LawMaker will be a lobby for the lobbyless.
Los Angeles, CA (PRWEB) October 05, 2017
With voter disillusionment and discontent at all-time highs, a new web platform called LawMaker (http://www.LawMaker.io) launches today as the first platform in America to crowdsource new public policies from the grassroots, and build coalitions of support to turn good ideas into good laws.
“LawMaker will be a lobby for the lobbyless,” says the company’s founder and CEO Amit Thakkar, a California Democratic political consultant and former lobbyist, who partnered with New York Republican web developer, Jon Brennan, to develop and build LawMaker. “It is a free, non-partisan way for Americans to re-engage in the political process, take action, and level the playing field of our democracy.”
LawMaker’s process is simple, and can be engaged from the local to national level:
- Propose Your Policy: Identify a problem and propose an idea for a law you’d like to see at the city, county, state or federal level.
- Share the Idea: Spread the word on social networks and start collecting support from people who agree with the policy.
- Rally Votes & Amendments: Other LawMakers propose amendments to the idea, which can be accepted or rejected. The more amendments you accept, the more co-authors help spread the word and build your coalition.
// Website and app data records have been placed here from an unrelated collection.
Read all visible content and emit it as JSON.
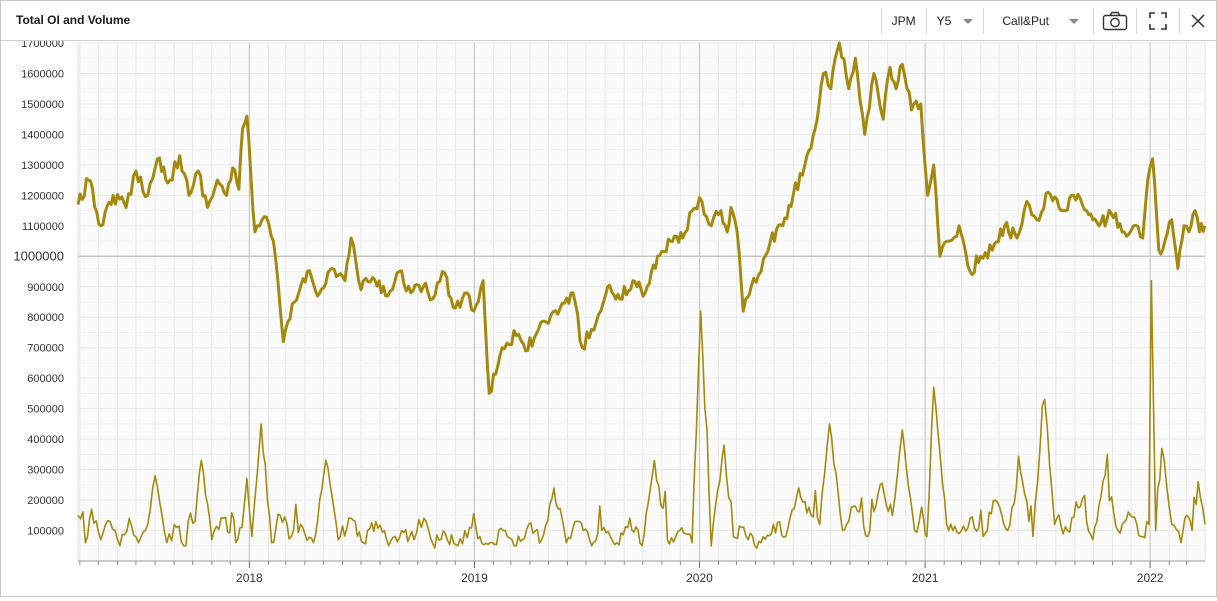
{
  "window": {
    "title": "Total OI and Volume"
  },
  "toolbar": {
    "symbol": "JPM",
    "period": "Y5",
    "option_type": "Call&Put",
    "icons": [
      "camera-icon",
      "fullscreen-icon",
      "close-icon"
    ]
  },
  "colors": {
    "series": "#a38a0f",
    "grid": "#e9e9e9",
    "axis_text": "#333333",
    "plot_bg": "#fbfbfb"
  },
  "chart_data": {
    "type": "line",
    "ylim": [
      0,
      1700000
    ],
    "yticks": [
      "100000",
      "200000",
      "300000",
      "400000",
      "500000",
      "600000",
      "700000",
      "800000",
      "900000",
      "1000000",
      "1100000",
      "1200000",
      "1300000",
      "1400000",
      "1500000",
      "1600000",
      "1700000"
    ],
    "highlighted_ytick": "1000000",
    "xlim": [
      "2017-03-29",
      "2022-03-31"
    ],
    "xticks": [
      {
        "label": "2018",
        "date": "2018-01-01"
      },
      {
        "label": "2019",
        "date": "2019-01-01"
      },
      {
        "label": "2020",
        "date": "2020-01-01"
      },
      {
        "label": "2021",
        "date": "2021-01-01"
      },
      {
        "label": "2022",
        "date": "2022-01-01"
      }
    ],
    "grid": true,
    "series": [
      {
        "key": "oi",
        "x": [
          "2017-03-29",
          "2017-04-15",
          "2017-05-05",
          "2017-05-25",
          "2017-06-15",
          "2017-07-01",
          "2017-07-20",
          "2017-08-05",
          "2017-08-25",
          "2017-09-10",
          "2017-09-25",
          "2017-10-10",
          "2017-10-25",
          "2017-11-10",
          "2017-11-25",
          "2017-12-05",
          "2017-12-15",
          "2017-12-21",
          "2017-12-28",
          "2018-01-10",
          "2018-01-25",
          "2018-02-09",
          "2018-02-25",
          "2018-03-15",
          "2018-04-05",
          "2018-04-25",
          "2018-05-15",
          "2018-06-05",
          "2018-06-15",
          "2018-07-01",
          "2018-07-20",
          "2018-08-10",
          "2018-09-01",
          "2018-09-20",
          "2018-10-10",
          "2018-10-25",
          "2018-11-10",
          "2018-12-01",
          "2018-12-20",
          "2018-12-31",
          "2019-01-15",
          "2019-01-25",
          "2019-02-15",
          "2019-03-10",
          "2019-03-25",
          "2019-04-15",
          "2019-05-01",
          "2019-05-20",
          "2019-06-10",
          "2019-06-25",
          "2019-07-10",
          "2019-07-25",
          "2019-08-05",
          "2019-08-25",
          "2019-09-15",
          "2019-10-05",
          "2019-10-25",
          "2019-11-15",
          "2019-12-05",
          "2019-12-20",
          "2020-01-05",
          "2020-01-20",
          "2020-02-05",
          "2020-02-15",
          "2020-02-21",
          "2020-03-02",
          "2020-03-12",
          "2020-03-16",
          "2020-03-25",
          "2020-04-10",
          "2020-04-25",
          "2020-05-15",
          "2020-06-01",
          "2020-06-20",
          "2020-07-10",
          "2020-07-20",
          "2020-08-01",
          "2020-08-15",
          "2020-08-30",
          "2020-09-10",
          "2020-09-25",
          "2020-10-10",
          "2020-10-25",
          "2020-11-05",
          "2020-11-15",
          "2020-11-25",
          "2020-12-10",
          "2020-12-25",
          "2021-01-05",
          "2021-01-15",
          "2021-01-25",
          "2021-02-10",
          "2021-02-25",
          "2021-03-15",
          "2021-04-01",
          "2021-04-20",
          "2021-05-10",
          "2021-05-30",
          "2021-06-15",
          "2021-07-01",
          "2021-07-20",
          "2021-08-10",
          "2021-08-30",
          "2021-09-20",
          "2021-10-10",
          "2021-10-30",
          "2021-11-20",
          "2021-12-05",
          "2021-12-20",
          "2021-12-28",
          "2022-01-05",
          "2022-01-15",
          "2022-01-25",
          "2022-02-05",
          "2022-02-15",
          "2022-02-25",
          "2022-03-05",
          "2022-03-15",
          "2022-03-22",
          "2022-03-31"
        ],
        "values": [
          1170000,
          1250000,
          1100000,
          1200000,
          1160000,
          1280000,
          1200000,
          1320000,
          1250000,
          1330000,
          1200000,
          1280000,
          1160000,
          1250000,
          1200000,
          1290000,
          1220000,
          1420000,
          1460000,
          1080000,
          1130000,
          1050000,
          720000,
          850000,
          950000,
          880000,
          960000,
          920000,
          1060000,
          890000,
          930000,
          870000,
          950000,
          880000,
          900000,
          860000,
          950000,
          830000,
          880000,
          820000,
          920000,
          550000,
          700000,
          740000,
          690000,
          760000,
          780000,
          830000,
          880000,
          700000,
          760000,
          820000,
          900000,
          860000,
          920000,
          880000,
          1000000,
          1050000,
          1060000,
          1150000,
          1180000,
          1100000,
          1150000,
          1080000,
          1160000,
          1080000,
          820000,
          860000,
          900000,
          950000,
          1050000,
          1100000,
          1200000,
          1300000,
          1450000,
          1600000,
          1550000,
          1700000,
          1550000,
          1650000,
          1400000,
          1600000,
          1450000,
          1620000,
          1550000,
          1630000,
          1480000,
          1500000,
          1200000,
          1300000,
          1000000,
          1050000,
          1100000,
          950000,
          1000000,
          1020000,
          1100000,
          1060000,
          1180000,
          1120000,
          1210000,
          1150000,
          1200000,
          1150000,
          1100000,
          1140000,
          1080000,
          1100000,
          1060000,
          1250000,
          1320000,
          1020000,
          1050000,
          1120000,
          960000,
          1100000,
          1080000,
          1150000,
          1080000,
          1100000
        ]
      },
      {
        "key": "volume",
        "x": [
          "2017-03-29",
          "2017-04-10",
          "2017-04-20",
          "2017-05-05",
          "2017-05-20",
          "2017-06-05",
          "2017-06-20",
          "2017-07-05",
          "2017-07-20",
          "2017-08-01",
          "2017-08-20",
          "2017-09-05",
          "2017-09-20",
          "2017-10-05",
          "2017-10-15",
          "2017-11-01",
          "2017-11-20",
          "2017-12-10",
          "2017-12-20",
          "2017-12-28",
          "2018-01-05",
          "2018-01-20",
          "2018-02-06",
          "2018-02-20",
          "2018-03-10",
          "2018-03-25",
          "2018-04-15",
          "2018-05-05",
          "2018-05-25",
          "2018-06-15",
          "2018-07-05",
          "2018-07-25",
          "2018-08-15",
          "2018-09-05",
          "2018-09-25",
          "2018-10-11",
          "2018-10-25",
          "2018-11-15",
          "2018-12-05",
          "2018-12-24",
          "2019-01-10",
          "2019-01-30",
          "2019-02-20",
          "2019-03-10",
          "2019-03-30",
          "2019-04-20",
          "2019-05-10",
          "2019-05-30",
          "2019-06-20",
          "2019-07-10",
          "2019-07-30",
          "2019-08-20",
          "2019-09-10",
          "2019-09-30",
          "2019-10-20",
          "2019-11-10",
          "2019-11-30",
          "2019-12-20",
          "2020-01-03",
          "2020-01-20",
          "2020-02-10",
          "2020-02-25",
          "2020-03-09",
          "2020-03-20",
          "2020-04-10",
          "2020-04-30",
          "2020-05-20",
          "2020-06-10",
          "2020-06-30",
          "2020-07-14",
          "2020-07-30",
          "2020-08-20",
          "2020-09-10",
          "2020-09-30",
          "2020-10-20",
          "2020-11-09",
          "2020-11-25",
          "2020-12-15",
          "2020-12-30",
          "2021-01-04",
          "2021-01-15",
          "2021-02-05",
          "2021-02-25",
          "2021-03-15",
          "2021-04-05",
          "2021-04-25",
          "2021-05-15",
          "2021-06-05",
          "2021-06-25",
          "2021-07-14",
          "2021-07-30",
          "2021-08-20",
          "2021-09-10",
          "2021-09-30",
          "2021-10-20",
          "2021-11-10",
          "2021-11-30",
          "2021-12-20",
          "2021-12-30",
          "2022-01-03",
          "2022-01-10",
          "2022-01-20",
          "2022-02-05",
          "2022-02-20",
          "2022-03-01",
          "2022-03-10",
          "2022-03-20",
          "2022-03-31"
        ],
        "values": [
          150000,
          60000,
          170000,
          70000,
          130000,
          50000,
          140000,
          60000,
          120000,
          280000,
          60000,
          110000,
          50000,
          130000,
          330000,
          70000,
          140000,
          60000,
          110000,
          270000,
          80000,
          450000,
          60000,
          150000,
          80000,
          120000,
          60000,
          330000,
          70000,
          140000,
          60000,
          130000,
          50000,
          100000,
          70000,
          140000,
          60000,
          90000,
          50000,
          110000,
          80000,
          60000,
          100000,
          50000,
          120000,
          70000,
          240000,
          60000,
          130000,
          50000,
          110000,
          60000,
          140000,
          50000,
          330000,
          70000,
          100000,
          60000,
          820000,
          50000,
          380000,
          80000,
          110000,
          70000,
          60000,
          120000,
          80000,
          240000,
          150000,
          120000,
          450000,
          100000,
          180000,
          80000,
          250000,
          150000,
          430000,
          100000,
          130000,
          80000,
          570000,
          120000,
          90000,
          140000,
          80000,
          200000,
          100000,
          290000,
          80000,
          530000,
          120000,
          100000,
          180000,
          70000,
          280000,
          100000,
          150000,
          80000,
          120000,
          920000,
          100000,
          370000,
          120000,
          60000,
          150000,
          100000,
          260000,
          120000
        ]
      }
    ]
  }
}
- Drive Change: Once a comprehensive policy idea earns a strong base of support, use LawMaker to publicly engage elected officials to start a dialogue and advocate for change.
"Technology enables elected officials to engage citizens like never before. There is no excuse for not doing so,” says former California Assembly Member Mike Gatto (D-Los Angeles).”LawMaker makes it so easy and should work to increase transparency and accountability from government."
“LawMaker will create laws from the grassroots, not the special interests or the wealthy,” Thakkar says. “It will bridge the communication gap between voters and elected officials, and work towards actionable solutions instead of merely highlighting dysfunction, conflict and political paralysis.”
LawMaker’s initial focus is California policy, and it will expand to states where residents’ interest in using the platform is highest.